I’ve went from only restoring “frosted duco” finishes, to doing a polychrome finish (the uke in this section), so why stop there. Here is a refinish of a walnut burst Triolian. There are quite a few of these out there, but they seem to retain their original finish pretty well. As a result, not many need refinishing. This one came around and I decided to take the opportunity to give it a shot. As always, it takes a bit of research to figure things out and with these guitars you find that the originals really varied a lot in color tonality. Yellows, tans, light brown, medium brown and dark brown. So I picked a color palette that I thought represented the era and went for it.

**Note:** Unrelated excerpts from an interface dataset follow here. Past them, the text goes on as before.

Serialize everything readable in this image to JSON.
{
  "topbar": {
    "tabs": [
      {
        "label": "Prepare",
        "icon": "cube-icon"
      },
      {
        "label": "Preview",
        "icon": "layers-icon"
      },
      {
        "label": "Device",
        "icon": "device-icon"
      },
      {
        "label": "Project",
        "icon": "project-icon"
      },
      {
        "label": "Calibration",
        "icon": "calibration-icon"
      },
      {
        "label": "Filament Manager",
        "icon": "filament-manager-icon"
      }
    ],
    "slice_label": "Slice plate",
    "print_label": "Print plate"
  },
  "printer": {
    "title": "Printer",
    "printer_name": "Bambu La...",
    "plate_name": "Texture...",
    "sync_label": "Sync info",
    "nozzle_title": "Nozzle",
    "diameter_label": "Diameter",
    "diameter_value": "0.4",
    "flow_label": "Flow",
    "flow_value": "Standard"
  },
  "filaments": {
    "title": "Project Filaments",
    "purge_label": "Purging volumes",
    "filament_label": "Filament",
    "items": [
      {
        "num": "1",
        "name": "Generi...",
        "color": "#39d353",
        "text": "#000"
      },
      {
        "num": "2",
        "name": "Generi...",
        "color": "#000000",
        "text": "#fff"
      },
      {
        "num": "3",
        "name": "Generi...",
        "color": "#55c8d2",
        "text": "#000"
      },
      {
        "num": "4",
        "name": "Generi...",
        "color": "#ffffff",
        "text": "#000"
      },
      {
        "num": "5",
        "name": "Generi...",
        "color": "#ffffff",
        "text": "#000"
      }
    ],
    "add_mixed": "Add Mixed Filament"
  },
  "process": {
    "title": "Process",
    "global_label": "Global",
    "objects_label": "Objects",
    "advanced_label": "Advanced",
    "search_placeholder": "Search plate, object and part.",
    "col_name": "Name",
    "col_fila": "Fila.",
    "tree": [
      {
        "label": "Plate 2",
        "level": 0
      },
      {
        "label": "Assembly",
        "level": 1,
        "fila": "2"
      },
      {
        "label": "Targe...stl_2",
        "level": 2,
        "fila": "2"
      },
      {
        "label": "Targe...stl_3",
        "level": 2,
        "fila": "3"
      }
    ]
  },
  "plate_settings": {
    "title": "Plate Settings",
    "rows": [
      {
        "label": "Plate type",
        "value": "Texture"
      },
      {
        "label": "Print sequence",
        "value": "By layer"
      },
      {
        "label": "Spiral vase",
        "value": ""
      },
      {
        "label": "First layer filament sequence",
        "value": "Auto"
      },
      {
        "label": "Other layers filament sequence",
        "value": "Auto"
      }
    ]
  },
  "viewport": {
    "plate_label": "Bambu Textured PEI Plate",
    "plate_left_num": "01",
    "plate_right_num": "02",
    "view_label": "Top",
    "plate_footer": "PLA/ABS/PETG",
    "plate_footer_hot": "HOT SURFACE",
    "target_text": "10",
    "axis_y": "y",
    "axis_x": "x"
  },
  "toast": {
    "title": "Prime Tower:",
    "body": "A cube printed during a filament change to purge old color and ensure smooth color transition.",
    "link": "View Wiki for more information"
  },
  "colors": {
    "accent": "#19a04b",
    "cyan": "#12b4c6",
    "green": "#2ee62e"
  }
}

Also, this was an interesting guitar. It was very early in the production of single cone guitars and has a three piece body. This method of manufacturing the bodies soon changed when they went to a different forming die and made the bodies in two pieces. That represented a considerable labor reduction, which would be helpful in keeping the price of the steel-body guitars down as they moved into the Depression of the early 1930s. Also, the pattern of the dots on the fretboard was different than what would become the standard pattern for most of the 12-fret, single cone, metal body construction.